Smith and his team will look at anything they want in the probe, including body camera tape and investigative files.
Twombly told city council members the city also plans to hire at least one additional investigator with a medical background to probe the ketamine use by Aurora Fire and Rescue.
“The role of city manager will be to be a contact administrator in this. There won’t be any official employee control,” he said. “The final report will be made public when the investigation is completed.”
This is one of a handful of investigations ongoing into McClain’s death last August.
Adams County District Attorney Dave Young declined to press criminal charges last year against the cops involved.
That decision sparked ire among Black Lives Matter protesters and among lawmakers at the state capital this summer, who worked to pass a comprehensive police accountability reform bill. McClain’s parents prominently testified in favor of the proposed law.
Gov. Jared Polis tweeted that as a father, his “heart breaks” for McClain’s family. He appointed state Attorney General Phil Weiser to look into whether the cops involved should face any criminal charges. The Federal Bureau of Investigation is also looking into McClain’s death. And McClain’s family lawyer, Mari Newman, has said she has started her own investigation into the death.

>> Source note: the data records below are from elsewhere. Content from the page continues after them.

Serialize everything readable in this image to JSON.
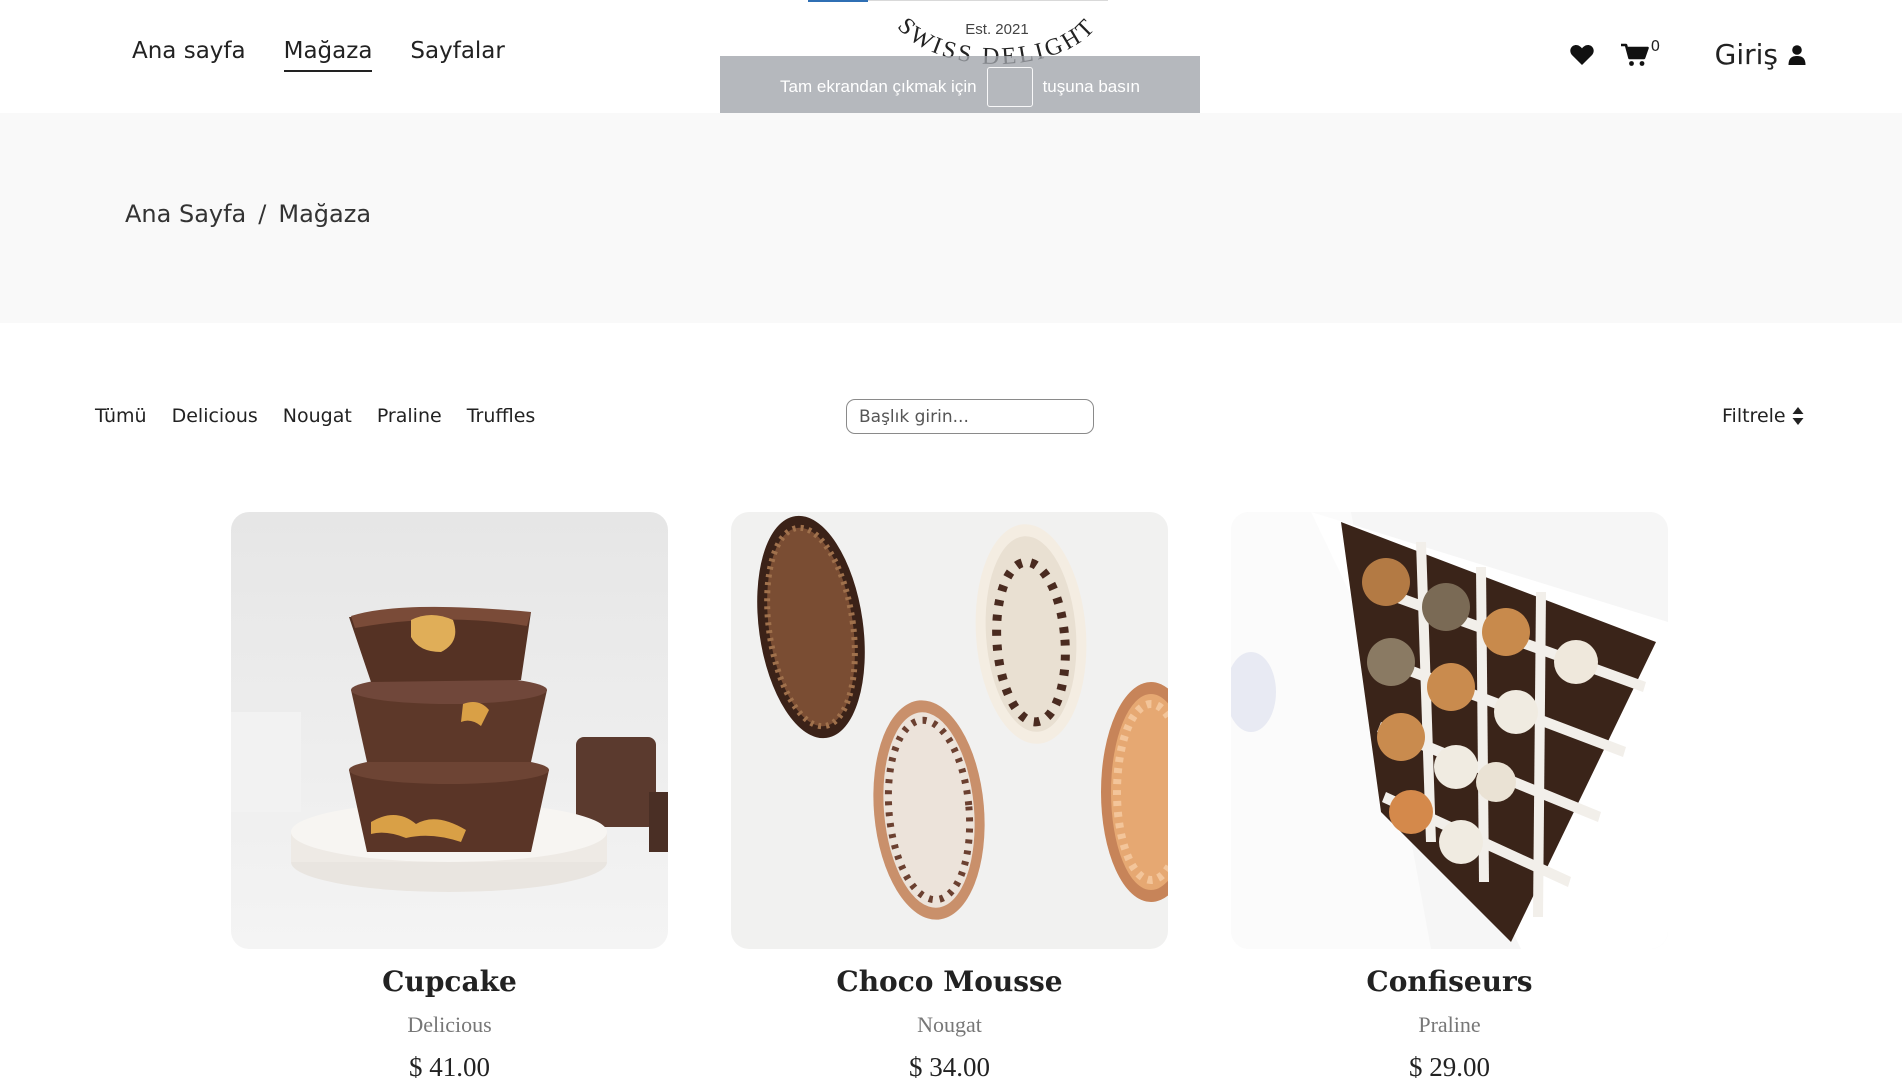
{
  "nav": {
    "items": [
      {
        "label": "Ana sayfa",
        "active": false
      },
      {
        "label": "Mağaza",
        "active": true
      },
      {
        "label": "Sayfalar",
        "active": false
      }
    ]
  },
  "logo": {
    "text": "SWISS DELIGHT",
    "est": "Est. 2021"
  },
  "fullscreen_toast": {
    "before": "Tam ekrandan çıkmak için",
    "after": "tuşuna basın"
  },
  "header_icons": {
    "wishlist": "heart-icon",
    "cart": "cart-icon",
    "cart_count": "0",
    "login_label": "Giriş",
    "user": "user-icon"
  },
  "breadcrumb": {
    "home": "Ana Sayfa",
    "separator": "/",
    "current": "Mağaza"
  },
  "filters": {
    "categories": [
      "Tümü",
      "Delicious",
      "Nougat",
      "Praline",
      "Truffles"
    ],
    "search_placeholder": "Başlık girin...",
    "filter_label": "Filtrele"
  },
  "products": [
    {
      "name": "Cupcake",
      "category": "Delicious",
      "price": "$ 41.00"
    },
    {
      "name": "Choco Mousse",
      "category": "Nougat",
      "price": "$ 34.00"
    },
    {
      "name": "Confiseurs",
      "category": "Praline",
      "price": "$ 29.00"
    }
  ],
  "colors": {
    "band": "#f9f9f9",
    "accent": "#2f6fb4",
    "text": "#222222"
  }
}
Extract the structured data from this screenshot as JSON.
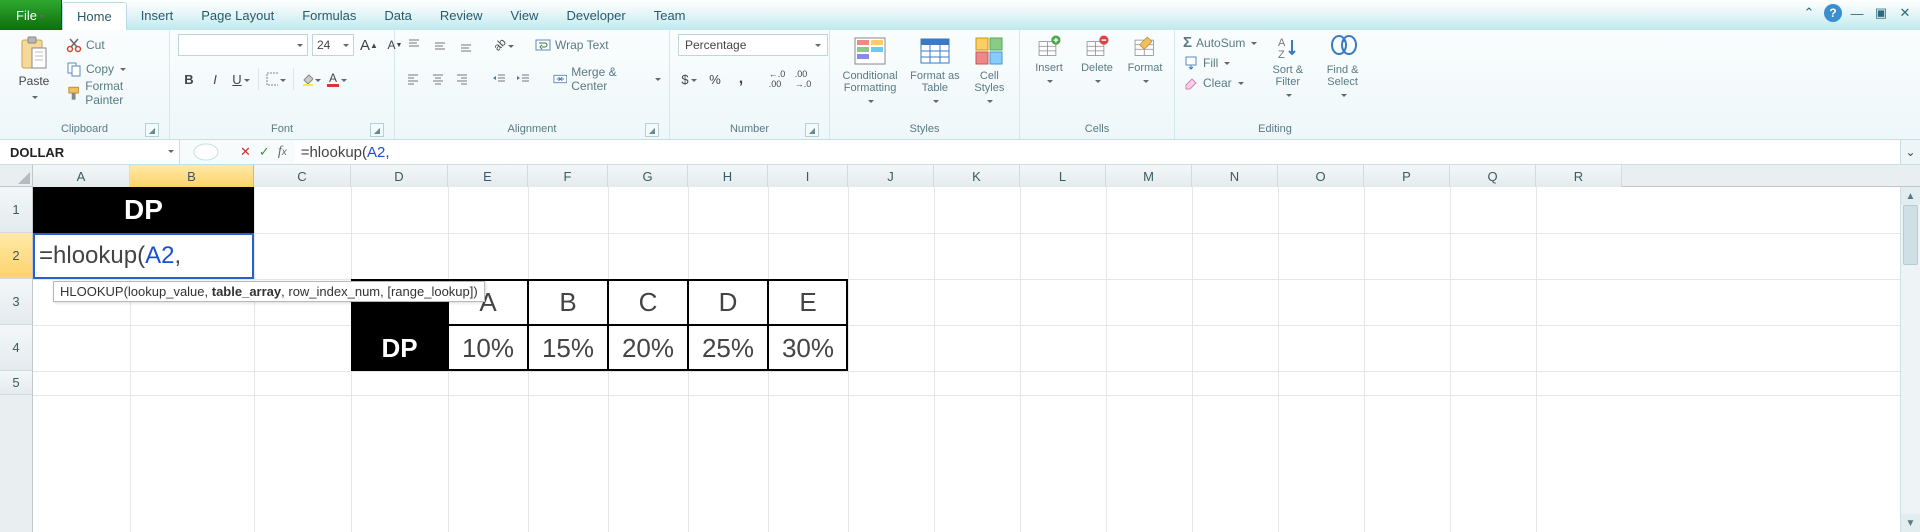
{
  "menu": {
    "file": "File",
    "tabs": [
      "Home",
      "Insert",
      "Page Layout",
      "Formulas",
      "Data",
      "Review",
      "View",
      "Developer",
      "Team"
    ],
    "active": "Home"
  },
  "ribbon": {
    "clipboard": {
      "label": "Clipboard",
      "paste": "Paste",
      "cut": "Cut",
      "copy": "Copy",
      "painter": "Format Painter"
    },
    "font": {
      "label": "Font",
      "size": "24",
      "increase": "A",
      "decrease": "A",
      "bold": "B",
      "italic": "I",
      "underline": "U",
      "fontcolor": "A"
    },
    "alignment": {
      "label": "Alignment",
      "wrap": "Wrap Text",
      "merge": "Merge & Center"
    },
    "number": {
      "label": "Number",
      "format": "Percentage",
      "dollar": "$",
      "percent": "%",
      "comma": ",",
      "incdec": ".00",
      "decdec": ".00"
    },
    "styles": {
      "label": "Styles",
      "cond": "Conditional Formatting",
      "table": "Format as Table",
      "cell": "Cell Styles"
    },
    "cells": {
      "label": "Cells",
      "insert": "Insert",
      "delete": "Delete",
      "format": "Format"
    },
    "editing": {
      "label": "Editing",
      "autosum": "AutoSum",
      "fill": "Fill",
      "clear": "Clear",
      "sort": "Sort & Filter",
      "find": "Find & Select"
    }
  },
  "fbar": {
    "name": "DOLLAR",
    "formula_pre": "=hlookup(",
    "formula_ref": "A2",
    "formula_post": ","
  },
  "tooltip": {
    "pre": "HLOOKUP(lookup_value, ",
    "bold": "table_array",
    "post": ", row_index_num, [range_lookup])"
  },
  "columns": [
    "A",
    "B",
    "C",
    "D",
    "E",
    "F",
    "G",
    "H",
    "I",
    "J",
    "K",
    "L",
    "M",
    "N",
    "O",
    "P",
    "Q",
    "R"
  ],
  "rows": [
    "1",
    "2",
    "3",
    "4",
    "5"
  ],
  "cells": {
    "b1": "DP",
    "a2_pre": "=hlookup(",
    "a2_ref": "A2",
    "a2_post": ",",
    "d4": "DP",
    "e3": "A",
    "f3": "B",
    "g3": "C",
    "h3": "D",
    "i3": "E",
    "e4": "10%",
    "f4": "15%",
    "g4": "20%",
    "h4": "25%",
    "i4": "30%"
  },
  "icons": {
    "sigma": "Σ"
  }
}
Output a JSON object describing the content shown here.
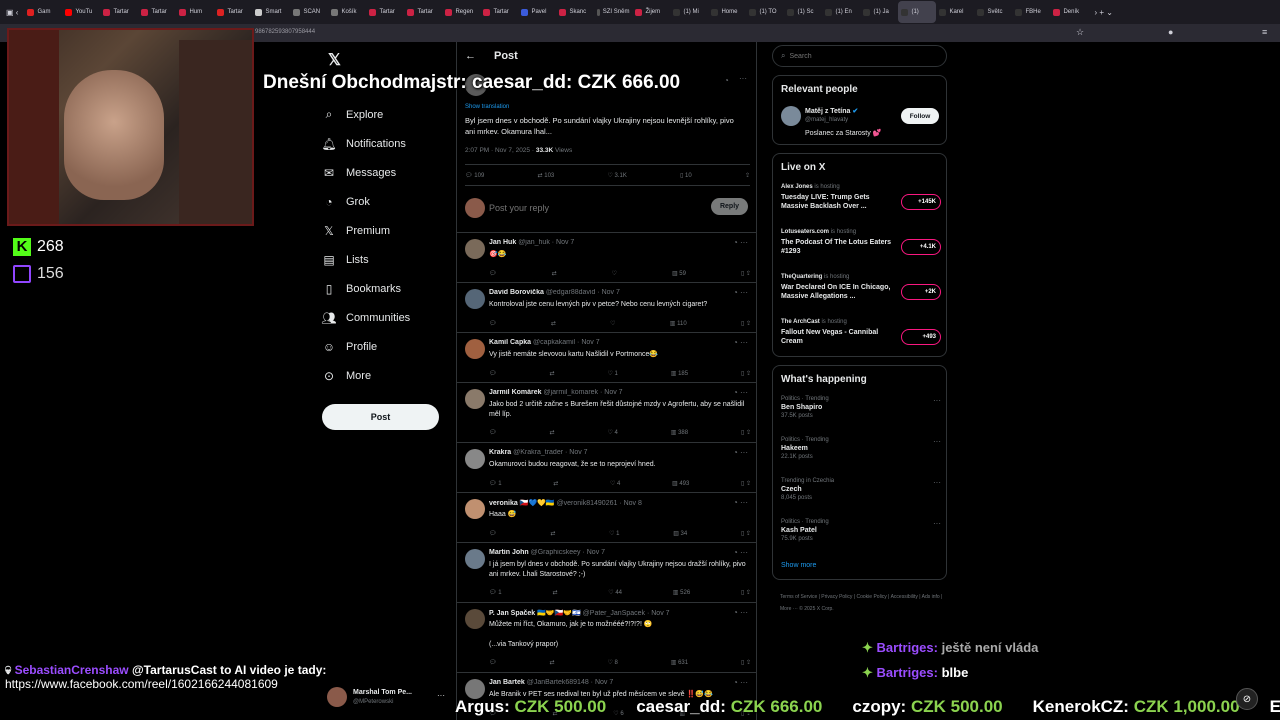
{
  "browser": {
    "tabs": [
      {
        "label": "Gam",
        "color": "#e02020"
      },
      {
        "label": "YouTu",
        "color": "#ff0000"
      },
      {
        "label": "Tartar",
        "color": "#cc2244"
      },
      {
        "label": "Tartar",
        "color": "#cc2244"
      },
      {
        "label": "Hum",
        "color": "#cc2244"
      },
      {
        "label": "Tartar",
        "color": "#dd2222"
      },
      {
        "label": "Smart",
        "color": "#cccccc"
      },
      {
        "label": "SCAN",
        "color": "#777777"
      },
      {
        "label": "Košík",
        "color": "#777777"
      },
      {
        "label": "Tartar",
        "color": "#cc2244"
      },
      {
        "label": "Tartar",
        "color": "#cc2244"
      },
      {
        "label": "Regen",
        "color": "#cc2244"
      },
      {
        "label": "Tartar",
        "color": "#cc2244"
      },
      {
        "label": "Pavel",
        "color": "#3b5bdb"
      },
      {
        "label": "Skanc",
        "color": "#cc2244"
      },
      {
        "label": "SZI Sněm",
        "color": "#555555"
      },
      {
        "label": "Žijem",
        "color": "#cc2244"
      },
      {
        "label": "(1) Mi",
        "color": "#333333"
      },
      {
        "label": "Home",
        "color": "#333333"
      },
      {
        "label": "(1) TO",
        "color": "#333333"
      },
      {
        "label": "(1) Sc",
        "color": "#333333"
      },
      {
        "label": "(1) En",
        "color": "#333333"
      },
      {
        "label": "(1) Ja",
        "color": "#333333"
      },
      {
        "label": "(1)",
        "color": "#333333"
      },
      {
        "label": "Karel",
        "color": "#333333"
      },
      {
        "label": "Světc",
        "color": "#333333"
      },
      {
        "label": "FBHe",
        "color": "#333333"
      },
      {
        "label": "Deník",
        "color": "#cc2244"
      }
    ],
    "url": "986782593807958444"
  },
  "stream": {
    "kick_viewers": "268",
    "twitch_viewers": "156",
    "overlay_title": "Dnešní Obchodmajstr: caesar_dd: CZK 666.00",
    "chat": [
      {
        "user": "SebastianCrenshaw",
        "text": "@TartarusCast to AI video je tady:",
        "user_color": "#9b4dff"
      },
      {
        "text": "https://www.facebook.com/reel/1602166244081609"
      },
      {
        "user": "Bartriges:",
        "text": "ještě není vláda",
        "user_color": "#9b4dff"
      },
      {
        "user": "Bartriges:",
        "text": "blbe",
        "user_color": "#9b4dff"
      }
    ],
    "ticker": [
      {
        "user": "Argus:",
        "amount": "CZK 500.00"
      },
      {
        "user": "caesar_dd:",
        "amount": "CZK 666.00"
      },
      {
        "user": "czopy:",
        "amount": "CZK 500.00"
      },
      {
        "user": "KenerokCZ:",
        "amount": "CZK 1,000.00"
      },
      {
        "user": "Ek",
        "amount": ""
      }
    ]
  },
  "nav": {
    "items": [
      "Explore",
      "Notifications",
      "Messages",
      "Grok",
      "Premium",
      "Lists",
      "Bookmarks",
      "Communities",
      "Profile",
      "More"
    ],
    "post_label": "Post",
    "account_name": "Marshal Tom Pe...",
    "account_handle": "@MPeterowski"
  },
  "center": {
    "header": "Post",
    "show_translation": "Show translation",
    "main_text": "Byl jsem dnes v obchodě. Po sundání vlajky Ukrajiny nejsou levnější rohlíky, pivo ani mrkev. Okamura lhal...",
    "meta_time": "2:07 PM · Nov 7, 2025 ·",
    "meta_views": "33.3K",
    "meta_views_label": "Views",
    "stats": {
      "replies": "109",
      "reposts": "103",
      "likes": "3.1K",
      "bookmarks": "10"
    },
    "reply_placeholder": "Post your reply",
    "reply_button": "Reply",
    "replies": [
      {
        "name": "Jan Huk",
        "handle": "@jan_huk · Nov 7",
        "text": "🎯😂",
        "replies": "",
        "reposts": "",
        "likes": "",
        "views": "59",
        "color": "#7a6a5a"
      },
      {
        "name": "David Borovička",
        "handle": "@edgar88david · Nov 7",
        "text": "Kontroloval jste cenu levných piv v petce? Nebo cenu levných cigaret?",
        "replies": "",
        "reposts": "",
        "likes": "",
        "views": "110",
        "color": "#556677"
      },
      {
        "name": "Kamil Čapka",
        "handle": "@capkakamil · Nov 7",
        "text": "Vy jistě nemáte slevovou kartu Našlidil v Portmonce😂",
        "replies": "",
        "reposts": "",
        "likes": "1",
        "views": "185",
        "color": "#a06040"
      },
      {
        "name": "Jarmil Komárek",
        "handle": "@jarmil_komarek · Nov 7",
        "text": "Jako bod 2 určitě začne s Burešem řešit důstojné mzdy v Agrofertu, aby se našlidil měl líp.",
        "replies": "",
        "reposts": "",
        "likes": "4",
        "views": "388",
        "color": "#8a7a6a"
      },
      {
        "name": "Krakra",
        "handle": "@Krakra_trader · Nov 7",
        "text": "Okamurovci budou reagovat, že se to neprojeví hned.",
        "replies": "1",
        "reposts": "",
        "likes": "4",
        "views": "493",
        "color": "#888888"
      },
      {
        "name": "veronika 🇨🇿💙💛🇺🇦",
        "handle": "@veronik81490261 · Nov 8",
        "text": "Haaa 😅",
        "replies": "",
        "reposts": "",
        "likes": "1",
        "views": "34",
        "color": "#c09070"
      },
      {
        "name": "Martin John",
        "handle": "@Graphicskeey · Nov 7",
        "text": "I já jsem byl dnes v obchodě. Po sundání vlajky Ukrajiny nejsou dražší rohlíky, pivo ani mrkev. Lhali Starostové? ;-)",
        "replies": "1",
        "reposts": "",
        "likes": "44",
        "views": "526",
        "color": "#6a7a8a"
      },
      {
        "name": "P. Jan Špaček 🇺🇦🤝🇨🇿🤝🇮🇱",
        "handle": "@Pater_JanSpacek · Nov 7",
        "text": "Můžete mi říct, Okamuro, jak je to možnééé?!?!?! 🙄\n\n(...via Tankový prapor)",
        "replies": "",
        "reposts": "",
        "likes": "8",
        "views": "631",
        "color": "#5a4a3a"
      },
      {
        "name": "Jan Bartek",
        "handle": "@JanBartek689148 · Nov 7",
        "text": "Ale Branik v PET ses nedival ten byl už před měsícem ve slevě ‼️😅😂",
        "replies": "",
        "reposts": "",
        "likes": "6",
        "views": "",
        "color": "#777777"
      }
    ]
  },
  "right": {
    "search_placeholder": "Search",
    "relevant_title": "Relevant people",
    "person_name": "Matěj z Tetína",
    "person_handle": "@matej_hlavaty",
    "person_bio": "Poslanec za Starosty 💕",
    "follow_label": "Follow",
    "live_title": "Live on X",
    "live": [
      {
        "host": "Alex Jones",
        "status": "is hosting",
        "title": "Tuesday LIVE: Trump Gets Massive Backlash Over ...",
        "count": "+145K"
      },
      {
        "host": "Lotuseaters.com",
        "status": "is hosting",
        "title": "The Podcast Of The Lotus Eaters #1293",
        "count": "+4.1K"
      },
      {
        "host": "TheQuartering",
        "status": "is hosting",
        "title": "War Declared On ICE In Chicago, Massive Allegations ...",
        "count": "+2K"
      },
      {
        "host": "The ArchCast",
        "status": "is hosting",
        "title": "Fallout New Vegas - Cannibal Cream",
        "count": "+493"
      }
    ],
    "happening_title": "What's happening",
    "trends": [
      {
        "ctx": "Politics · Trending",
        "name": "Ben Shapiro",
        "posts": "37.5K posts"
      },
      {
        "ctx": "Politics · Trending",
        "name": "Hakeem",
        "posts": "22.1K posts"
      },
      {
        "ctx": "Trending in Czechia",
        "name": "Czech",
        "posts": "8,045 posts"
      },
      {
        "ctx": "Politics · Trending",
        "name": "Kash Patel",
        "posts": "75.9K posts"
      }
    ],
    "show_more": "Show more",
    "footer": "Terms of Service | Privacy Policy | Cookie Policy | Accessibility | Ads info | More ··· © 2025 X Corp."
  }
}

Aurora city council member Allison Hiltz said it’s been difficult to find investigators without any conflict of interest to help lead the probe. Council mostly looked at experts out of state. She noted they hope to not “be duplicative” with the other investigations.